■ **GIVEN INFORMATION**:
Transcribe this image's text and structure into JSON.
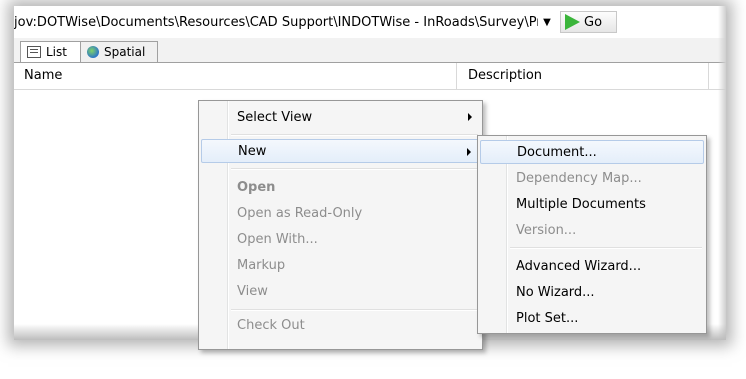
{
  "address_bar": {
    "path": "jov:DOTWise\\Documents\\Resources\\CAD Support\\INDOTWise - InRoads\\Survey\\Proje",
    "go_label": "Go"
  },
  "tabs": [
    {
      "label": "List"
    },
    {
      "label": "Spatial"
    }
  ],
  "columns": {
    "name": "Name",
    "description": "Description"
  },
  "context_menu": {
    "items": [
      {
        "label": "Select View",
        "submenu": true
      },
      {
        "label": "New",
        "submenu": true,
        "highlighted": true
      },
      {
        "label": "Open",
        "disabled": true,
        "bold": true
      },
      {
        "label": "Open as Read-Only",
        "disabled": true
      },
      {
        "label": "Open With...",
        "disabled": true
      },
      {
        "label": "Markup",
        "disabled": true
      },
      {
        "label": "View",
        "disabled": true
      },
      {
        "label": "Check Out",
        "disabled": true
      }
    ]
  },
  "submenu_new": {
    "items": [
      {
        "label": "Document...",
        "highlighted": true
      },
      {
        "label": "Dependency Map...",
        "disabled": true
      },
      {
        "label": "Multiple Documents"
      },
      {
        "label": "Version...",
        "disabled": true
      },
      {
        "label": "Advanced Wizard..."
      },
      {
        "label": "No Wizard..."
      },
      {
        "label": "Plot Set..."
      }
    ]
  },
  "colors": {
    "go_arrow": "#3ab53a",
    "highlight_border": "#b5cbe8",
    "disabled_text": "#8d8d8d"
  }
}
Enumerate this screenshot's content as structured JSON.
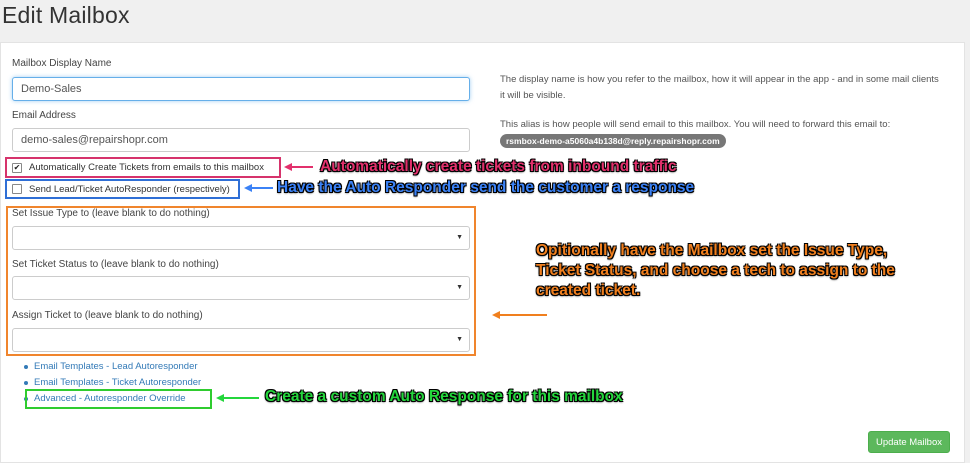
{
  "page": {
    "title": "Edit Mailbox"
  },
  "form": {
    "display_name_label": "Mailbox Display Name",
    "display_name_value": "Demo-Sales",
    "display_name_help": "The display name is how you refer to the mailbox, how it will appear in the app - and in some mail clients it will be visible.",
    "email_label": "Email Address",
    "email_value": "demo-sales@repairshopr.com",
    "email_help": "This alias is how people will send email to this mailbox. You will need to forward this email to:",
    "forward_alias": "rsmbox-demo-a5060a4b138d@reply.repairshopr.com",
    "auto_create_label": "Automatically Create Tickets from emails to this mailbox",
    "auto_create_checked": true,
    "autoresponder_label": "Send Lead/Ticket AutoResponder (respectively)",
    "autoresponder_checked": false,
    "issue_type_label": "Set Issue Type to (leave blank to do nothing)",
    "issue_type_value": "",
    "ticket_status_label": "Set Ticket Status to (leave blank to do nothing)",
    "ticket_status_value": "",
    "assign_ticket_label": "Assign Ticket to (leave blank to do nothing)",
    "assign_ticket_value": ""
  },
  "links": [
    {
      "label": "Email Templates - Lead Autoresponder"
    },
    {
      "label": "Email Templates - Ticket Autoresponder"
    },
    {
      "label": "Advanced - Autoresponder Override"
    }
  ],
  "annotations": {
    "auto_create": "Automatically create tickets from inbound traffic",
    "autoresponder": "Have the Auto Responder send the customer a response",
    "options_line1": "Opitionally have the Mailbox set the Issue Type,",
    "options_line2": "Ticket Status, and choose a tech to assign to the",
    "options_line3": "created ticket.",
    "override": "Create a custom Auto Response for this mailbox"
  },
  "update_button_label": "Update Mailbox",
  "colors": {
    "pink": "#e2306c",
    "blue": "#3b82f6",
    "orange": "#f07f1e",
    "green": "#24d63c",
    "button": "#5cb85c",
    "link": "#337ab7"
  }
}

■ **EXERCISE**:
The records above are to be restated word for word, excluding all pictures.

■ **FINAL ANSWER**:
Transcribe this image's text and structure into JSON.
{
  "address_bar": {
    "path": "jov:DOTWise\\Documents\\Resources\\CAD Support\\INDOTWise - InRoads\\Survey\\Proje",
    "go_label": "Go"
  },
  "tabs": [
    {
      "label": "List"
    },
    {
      "label": "Spatial"
    }
  ],
  "columns": {
    "name": "Name",
    "description": "Description"
  },
  "context_menu": {
    "items": [
      {
        "label": "Select View",
        "submenu": true
      },
      {
        "label": "New",
        "submenu": true,
        "highlighted": true
      },
      {
        "label": "Open",
        "disabled": true,
        "bold": true
      },
      {
        "label": "Open as Read-Only",
        "disabled": true
      },
      {
        "label": "Open With...",
        "disabled": true
      },
      {
        "label": "Markup",
        "disabled": true
      },
      {
        "label": "View",
        "disabled": true
      },
      {
        "label": "Check Out",
        "disabled": true
      }
    ]
  },
  "submenu_new": {
    "items": [
      {
        "label": "Document...",
        "highlighted": true
      },
      {
        "label": "Dependency Map...",
        "disabled": true
      },
      {
        "label": "Multiple Documents"
      },
      {
        "label": "Version...",
        "disabled": true
      },
      {
        "label": "Advanced Wizard..."
      },
      {
        "label": "No Wizard..."
      },
      {
        "label": "Plot Set..."
      }
    ]
  },
  "colors": {
    "go_arrow": "#3ab53a",
    "highlight_border": "#b5cbe8",
    "disabled_text": "#8d8d8d"
  }
}
Enumerate this screenshot's content as structured JSON.
{
  "page": {
    "title": "Edit Mailbox"
  },
  "form": {
    "display_name_label": "Mailbox Display Name",
    "display_name_value": "Demo-Sales",
    "display_name_help": "The display name is how you refer to the mailbox, how it will appear in the app - and in some mail clients it will be visible.",
    "email_label": "Email Address",
    "email_value": "demo-sales@repairshopr.com",
    "email_help": "This alias is how people will send email to this mailbox. You will need to forward this email to:",
    "forward_alias": "rsmbox-demo-a5060a4b138d@reply.repairshopr.com",
    "auto_create_label": "Automatically Create Tickets from emails to this mailbox",
    "auto_create_checked": true,
    "autoresponder_label": "Send Lead/Ticket AutoResponder (respectively)",
    "autoresponder_checked": false,
    "issue_type_label": "Set Issue Type to (leave blank to do nothing)",
    "issue_type_value": "",
    "ticket_status_label": "Set Ticket Status to (leave blank to do nothing)",
    "ticket_status_value": "",
    "assign_ticket_label": "Assign Ticket to (leave blank to do nothing)",
    "assign_ticket_value": ""
  },
  "links": [
    {
      "label": "Email Templates - Lead Autoresponder"
    },
    {
      "label": "Email Templates - Ticket Autoresponder"
    },
    {
      "label": "Advanced - Autoresponder Override"
    }
  ],
  "annotations": {
    "auto_create": "Automatically create tickets from inbound traffic",
    "autoresponder": "Have the Auto Responder send the customer a response",
    "options_line1": "Opitionally have the Mailbox set the Issue Type,",
    "options_line2": "Ticket Status, and choose a tech to assign to the",
    "options_line3": "created ticket.",
    "override": "Create a custom Auto Response for this mailbox"
  },
  "update_button_label": "Update Mailbox",
  "colors": {
    "pink": "#e2306c",
    "blue": "#3b82f6",
    "orange": "#f07f1e",
    "green": "#24d63c",
    "button": "#5cb85c",
    "link": "#337ab7"
  }
}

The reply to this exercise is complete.